• [WHAT TO DO] From the first line to the last, restate the data word for word.

• [TASK INPUT]
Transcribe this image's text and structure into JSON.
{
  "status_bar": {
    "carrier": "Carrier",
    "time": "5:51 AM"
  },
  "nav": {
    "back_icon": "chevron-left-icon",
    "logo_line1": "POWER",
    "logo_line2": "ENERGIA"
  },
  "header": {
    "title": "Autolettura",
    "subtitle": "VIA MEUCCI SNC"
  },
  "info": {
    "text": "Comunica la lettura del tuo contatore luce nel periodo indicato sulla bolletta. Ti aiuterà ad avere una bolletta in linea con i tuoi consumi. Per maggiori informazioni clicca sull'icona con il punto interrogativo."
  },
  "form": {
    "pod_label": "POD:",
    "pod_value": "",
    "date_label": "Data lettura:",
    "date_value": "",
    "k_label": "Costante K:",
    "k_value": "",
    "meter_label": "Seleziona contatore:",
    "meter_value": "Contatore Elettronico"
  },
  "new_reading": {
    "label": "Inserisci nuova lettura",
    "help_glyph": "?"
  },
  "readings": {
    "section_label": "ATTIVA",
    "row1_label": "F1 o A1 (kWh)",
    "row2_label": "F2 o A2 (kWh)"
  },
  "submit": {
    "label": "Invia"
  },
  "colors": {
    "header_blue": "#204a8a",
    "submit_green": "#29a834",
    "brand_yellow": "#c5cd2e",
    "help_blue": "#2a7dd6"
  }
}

• [RESULT OF THE EXERCISE]
Transcribe this image's text and structure into JSON.
{
  "status_bar": {
    "carrier": "Carrier",
    "time": "5:51 AM"
  },
  "nav": {
    "back_icon": "chevron-left-icon",
    "logo_line1": "POWER",
    "logo_line2": "ENERGIA"
  },
  "header": {
    "title": "Autolettura",
    "subtitle": "VIA MEUCCI SNC"
  },
  "info": {
    "text": "Comunica la lettura del tuo contatore luce nel periodo indicato sulla bolletta. Ti aiuterà ad avere una bolletta in linea con i tuoi consumi. Per maggiori informazioni clicca sull'icona con il punto interrogativo."
  },
  "form": {
    "pod_label": "POD:",
    "pod_value": "",
    "date_label": "Data lettura:",
    "date_value": "",
    "k_label": "Costante K:",
    "k_value": "",
    "meter_label": "Seleziona contatore:",
    "meter_value": "Contatore Elettronico"
  },
  "new_reading": {
    "label": "Inserisci nuova lettura",
    "help_glyph": "?"
  },
  "readings": {
    "section_label": "ATTIVA",
    "row1_label": "F1 o A1 (kWh)",
    "row2_label": "F2 o A2 (kWh)"
  },
  "submit": {
    "label": "Invia"
  },
  "colors": {
    "header_blue": "#204a8a",
    "submit_green": "#29a834",
    "brand_yellow": "#c5cd2e",
    "help_blue": "#2a7dd6"
  }
}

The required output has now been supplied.